Wigan family urge more people to become bone marrow donors

Andrew Parry was just one when he died
Andrew Parry was just one when he died

A heartbroken mother and sister are urging Wiganers to help save lives by becoming bone marrow donors.

One-year-old Andrew Parry died on New Year’s Eve in 1985, just months after being diagnosed with aplastic anaemia.

People across the borough were tested, but sadly a suitable bone marrow donor could not be found for the tot.

More than 30 years later, his mother Janet Erlam and sister Gill Parsonage have renewed their appeal for people to become donors.

They have been inspired by a six-year-old boy with the same condition and hope a match will be found for him, as well as other people fighting for their lives.

“It’s probably the single worst thing that’s ever happened to me," said Gill.

More than 30 years have passed since Andrew died, but the pain has never gone away.

The tot was diagnosed with aplastic anaemia in July 1985, a rare and serious blood disorder caused by the bone marrow not functioning properly.

Sadly, Andrew died just a few months later, on New Year’s Eve, weeks before his second birthday.

Gill, who is now 42 and was nine at the time, said: “It was horrific. I think probably the biggest thing with Andrew’s illness was so little was known about it at the time.

“The whole thing now, where they look for bone marrow donors and things like that, was just coming in at the time and I was tested for Andrew and I didn’t match him.

“It was very quick, the progression of the illness.”

When Andrew was diagnosed, the family was “mystified” as they had never heard of aplastic anaemia.

Gill said: “The biggest thing Andrew suffered from was low platelet counts, which meant he was prone to bleeding. If he fell and cut himself, he would bleed out and it would be very difficult to stop it. He was also prone to internal bleeding.”

Despite needing treatment at Royal Manchester Children’s Hospital, Gill says her beloved brother was “an absolute trooper”.

“He just stormed through it. He still had so much energy. There were so many aspects of the illness that he should have been bed-ridden, but there was something so unique about him and so brave about him,” she said.

“It didn’t enter my head for a minute that he would die.
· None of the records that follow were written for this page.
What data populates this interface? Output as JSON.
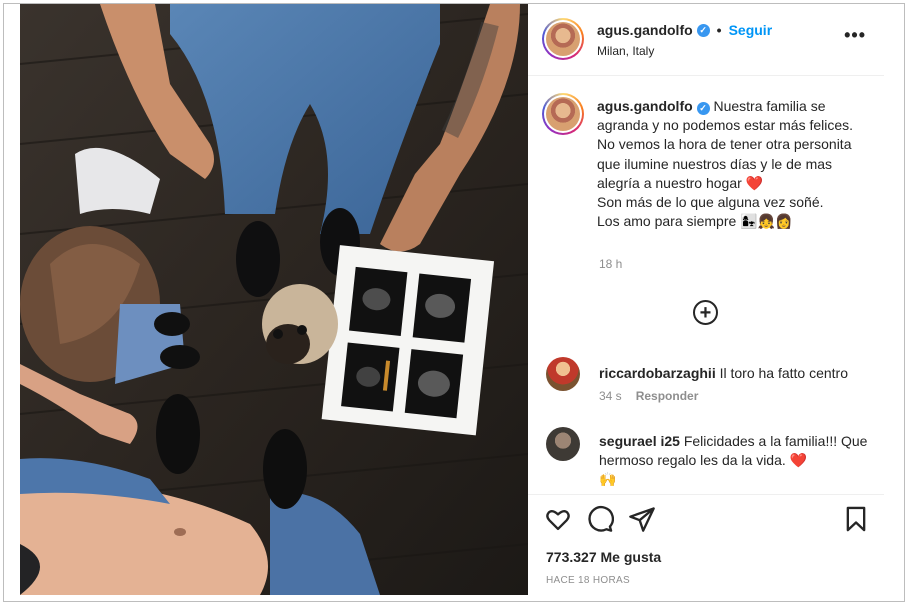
{
  "header": {
    "username": "agus.gandolfo",
    "verified_mark": "✓",
    "separator": "•",
    "follow_label": "Seguir",
    "location": "Milan, Italy",
    "more_label": "•••"
  },
  "caption": {
    "username": "agus.gandolfo",
    "text_1": "Nuestra familia se agranda y no podemos estar más felices. No vemos la hora de tener otra personita que ilumine nuestros días y le de mas alegría a nuestro hogar",
    "emoji_1": "❤️",
    "text_2": "Son más de lo que alguna vez soñé.",
    "text_3": "Los amo para siempre",
    "emoji_2": "👩‍👧👧👩",
    "time": "18 h"
  },
  "load_more_label": "+",
  "comments": [
    {
      "username": "riccardobarzaghii",
      "text": "Il toro ha fatto centro",
      "time": "34 s",
      "reply_label": "Responder"
    },
    {
      "username": "segurael i25",
      "text": "Felicidades a la familia!!! Que hermoso regalo les da la vida.",
      "emoji_1": "❤️",
      "emoji_2": "🙌"
    }
  ],
  "stats": {
    "likes": "773.327 Me gusta",
    "posted": "HACE 18 HORAS"
  },
  "icons": {
    "like": "heart-outline-icon",
    "comment": "comment-bubble-icon",
    "share": "paper-plane-icon",
    "save": "bookmark-icon"
  },
  "colors": {
    "link": "#0095f6",
    "verified": "#3897f0",
    "heart": "#ed4956",
    "muted": "#8e8e8e"
  }
}
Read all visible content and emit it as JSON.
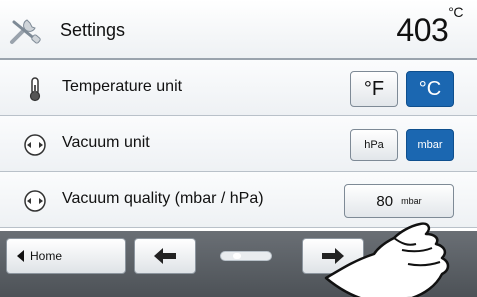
{
  "header": {
    "title": "Settings",
    "temperature": "403",
    "temperature_unit": "°C",
    "icon": "tools-icon"
  },
  "rows": [
    {
      "label": "Temperature unit",
      "icon": "thermometer-icon",
      "options": [
        "°F",
        "°C"
      ],
      "selected": "°C"
    },
    {
      "label": "Vacuum unit",
      "icon": "vacuum-icon",
      "options": [
        "hPa",
        "mbar"
      ],
      "selected": "mbar"
    },
    {
      "label": "Vacuum quality (mbar / hPa)",
      "icon": "vacuum-icon",
      "value": "80",
      "unit": "mbar"
    }
  ],
  "bottom": {
    "home_label": "Home",
    "back_icon": "arrow-left-icon",
    "forward_icon": "arrow-right-icon",
    "page_indicator_icon": "page-slider-icon"
  },
  "colors": {
    "accent": "#1b67b1",
    "bottom_bar": "#5a5f65"
  }
}
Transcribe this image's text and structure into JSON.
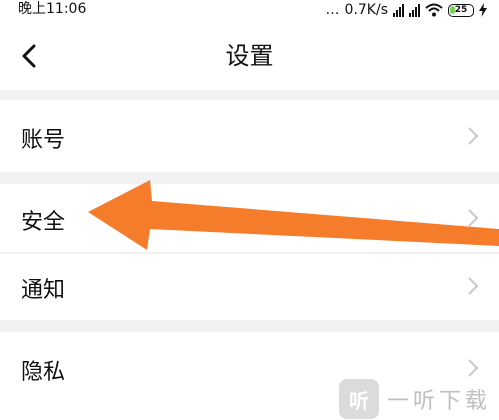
{
  "status_bar": {
    "time": "晚上11:06",
    "net_speed": "0.7K/s",
    "battery": "25",
    "battery_level": 0.25,
    "icons": [
      "signal-icon",
      "signal-icon",
      "wifi-icon",
      "battery-icon",
      "charging-bolt-icon"
    ]
  },
  "header": {
    "title": "设置",
    "back_icon": "back-chevron-icon"
  },
  "settings": {
    "items": [
      {
        "label": "账号",
        "icon": "chevron-right-icon"
      },
      {
        "label": "安全",
        "icon": "chevron-right-icon"
      },
      {
        "label": "通知",
        "icon": "chevron-right-icon"
      },
      {
        "label": "隐私",
        "icon": "chevron-right-icon"
      }
    ]
  },
  "annotation": {
    "color": "#f57c2a",
    "type": "arrow"
  },
  "watermark": {
    "logo": "听",
    "text": "一听下载"
  },
  "colors": {
    "background": "#ffffff",
    "section_gap": "#f2f2f2",
    "chevron": "#c8c8c8",
    "accent": "#f57c2a"
  }
}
I thought he would get over it.”

Gill hoped her baby brother would be home for Christmas Day in 1985 and was delighted when he arrived on Christmas Eve.

But her mum woke her up early on Christmas Day, as Andrew had internal bleeding and needed to go back to hospital.

Doctors did not expect him to make it through the day after losing so much blood, but he survived.

However, Andrew sadly had a brain haemorrhage a few days later and died on New Year’s Eve.

Her brother’s death had a real impact on Gill and her mother Janet Erlam.

Gill, who lives in Wigan with husband Ian, said: “Me and my mum have been incredibly close. We have kept each other strong through it because there is nothing on earth like living through the death of a child.

“It made me afraid to have children. When you have gone through that kind of trauma, you fear lightening striking twice. I did eventually have a little boy, now aged four, named Andrew. I don’t know what I would do without him. I would be absolutely lost.”

Gill has bravely spoken about her brother 33 years after his death in a bid to help another boy with the same condition.

Six-year-old Marley Nicholls, from Newport in Wales, needs a bone marrow transplant to save his life.

Gill said: “My mum had drawn my attention to Marley. I think as a mum and having gone through this, you are automatically attuned to other mums. It brings it all home to my mum.”

When it was found that Gill was not a suitable bone marrow donor for Andrew, Wiganers turned out in force to help.

Gill said: “When we were looking for donors for Andrew, the people of Wigan were brilliant. A lot of people came forward to try to see if they matched him. There was a lot of local support.”

Gill joined charity Anthony Nolan’s bone marrow donor register and was involved in raising money in her brother’s memory.

She walked from Wigan to Manchester every summer as a youngster to help raise money for a bone marrow unit for the North West.

She said: “I signed up for Anthony Nolan because there is part of you, whenever you hear about another family going through this, it really hits you in a deep way because you know all too well what they are facing.

“You don’t hear of a lot of cases of aplastic anaemia. A lot of people who have spoken to me ask what Andrew died of and I will tell them and it’s very often an illness that not many people are familiar with.”

She now hopes that Wiganers will again join the donor register to see if they can help Marley or someone else who is seriously ill.

Gill said: “For a simple act of putting yourself on the bone marrow register, in the same way that people carry organ donor cards, you are putting yourself in the position where you might be able to save someone’s life.”

To find out more about becoming a donor, go to www.anthonynolan.org.